At another Mitsubishi plant in Nagoya, skilled middle-aged workers insisted they wanted to go on using their hands, so the company created a subsidiary to maintain and repair the new, automated machinery. According to a company official: ''We transferred 200 men to this subsidiary, and there is a long waiting list of others from the parent company trying to get in.''
This is possible only in major companies. But the vital backbone of the Japanese economy is provided by small- and medium-size firms, and they too must automate to survive in the face of an average 1,500 bankruptcies a month.
A survey in Tokyo last year found 40 percent of 600 such firms planned to switch from human to robot labor.

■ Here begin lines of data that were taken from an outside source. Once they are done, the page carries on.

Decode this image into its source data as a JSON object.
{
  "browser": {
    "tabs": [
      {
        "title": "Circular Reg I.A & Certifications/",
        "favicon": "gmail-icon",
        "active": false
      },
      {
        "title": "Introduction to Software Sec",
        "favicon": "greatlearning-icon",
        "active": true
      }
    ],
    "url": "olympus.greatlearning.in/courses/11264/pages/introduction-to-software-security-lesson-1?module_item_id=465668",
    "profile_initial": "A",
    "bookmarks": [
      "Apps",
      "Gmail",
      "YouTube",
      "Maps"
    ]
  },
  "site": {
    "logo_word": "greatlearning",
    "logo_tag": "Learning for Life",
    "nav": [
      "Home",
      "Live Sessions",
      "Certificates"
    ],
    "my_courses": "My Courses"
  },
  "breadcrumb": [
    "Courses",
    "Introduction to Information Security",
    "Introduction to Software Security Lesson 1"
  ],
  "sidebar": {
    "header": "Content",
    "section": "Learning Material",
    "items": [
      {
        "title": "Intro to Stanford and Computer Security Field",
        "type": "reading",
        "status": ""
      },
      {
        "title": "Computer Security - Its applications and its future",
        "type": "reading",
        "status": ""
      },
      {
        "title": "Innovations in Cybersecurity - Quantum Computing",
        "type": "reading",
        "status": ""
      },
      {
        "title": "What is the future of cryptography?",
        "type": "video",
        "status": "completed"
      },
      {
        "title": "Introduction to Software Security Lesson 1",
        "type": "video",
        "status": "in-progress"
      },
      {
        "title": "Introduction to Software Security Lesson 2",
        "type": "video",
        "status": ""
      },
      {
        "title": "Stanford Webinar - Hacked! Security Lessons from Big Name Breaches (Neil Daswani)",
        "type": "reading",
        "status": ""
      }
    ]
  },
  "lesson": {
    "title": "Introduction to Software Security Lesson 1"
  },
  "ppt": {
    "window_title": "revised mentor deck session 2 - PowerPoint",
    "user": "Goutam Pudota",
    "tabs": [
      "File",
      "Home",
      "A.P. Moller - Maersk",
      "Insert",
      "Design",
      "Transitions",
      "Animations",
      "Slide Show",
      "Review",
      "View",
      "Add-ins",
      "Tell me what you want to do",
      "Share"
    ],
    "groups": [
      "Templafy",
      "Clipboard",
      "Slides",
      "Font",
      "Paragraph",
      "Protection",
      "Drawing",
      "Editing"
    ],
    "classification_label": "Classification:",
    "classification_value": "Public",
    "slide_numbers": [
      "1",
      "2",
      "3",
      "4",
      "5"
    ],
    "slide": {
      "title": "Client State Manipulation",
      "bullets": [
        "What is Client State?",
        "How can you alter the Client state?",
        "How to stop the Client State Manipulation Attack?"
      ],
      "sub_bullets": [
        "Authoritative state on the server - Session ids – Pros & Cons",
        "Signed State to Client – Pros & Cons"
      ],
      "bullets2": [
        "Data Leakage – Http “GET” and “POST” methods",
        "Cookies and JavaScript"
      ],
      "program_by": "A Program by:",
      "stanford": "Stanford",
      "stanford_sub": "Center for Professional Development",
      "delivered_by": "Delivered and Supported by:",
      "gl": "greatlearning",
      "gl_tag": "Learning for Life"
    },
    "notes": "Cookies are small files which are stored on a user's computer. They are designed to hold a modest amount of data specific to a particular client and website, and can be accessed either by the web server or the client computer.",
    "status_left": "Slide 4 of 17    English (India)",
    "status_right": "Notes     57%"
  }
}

The only staff they need are a few part-timers , mainly housewives, to feed raw materials into the machines.
Shinichi Matsuda, president of the Japan Robot Lease Company, explains the economics: ''It costs a firm 5 million yen ($21,000) a year for a skilled worker who is on the job only eight hours a day. For only twice that amount a manager can get a robot which works round-the-clock.''
Many companies are beginning to appreciate the mental stress that can afflict skilled workers replaced by a machine. There is talk of hiring professional counselors to cope.
The nation's schools are also feeling the drought from the automation whirlwind. A career guidance counselor at a Tokyo high school reports: ''Job offers are down at least 40 percent from last year. I no longer have any confidence to advise these youngsters about their future.''
The present education system is no longer adequate to help the average youngster who can't claim a place in the microelectronic elite, complains another teacher. ''I think that is going to lead to a lot of frustrated youngsters who will add to the present explosion in school violence.''
Competition for places in good schools is even more intense than ever, especially for the few professional colleges specializing in the new electronics. The Japan Engineering Academy, for example, will set up the country's first ''mechatronics'' department this year to teach construction and operation of robots. Its first 200 prospective graduates have already been overwhelmed with job offers.
For the bulk of today's youngsters, however, the situation is: far fewer job openings than applicants, and the gap widening all the time.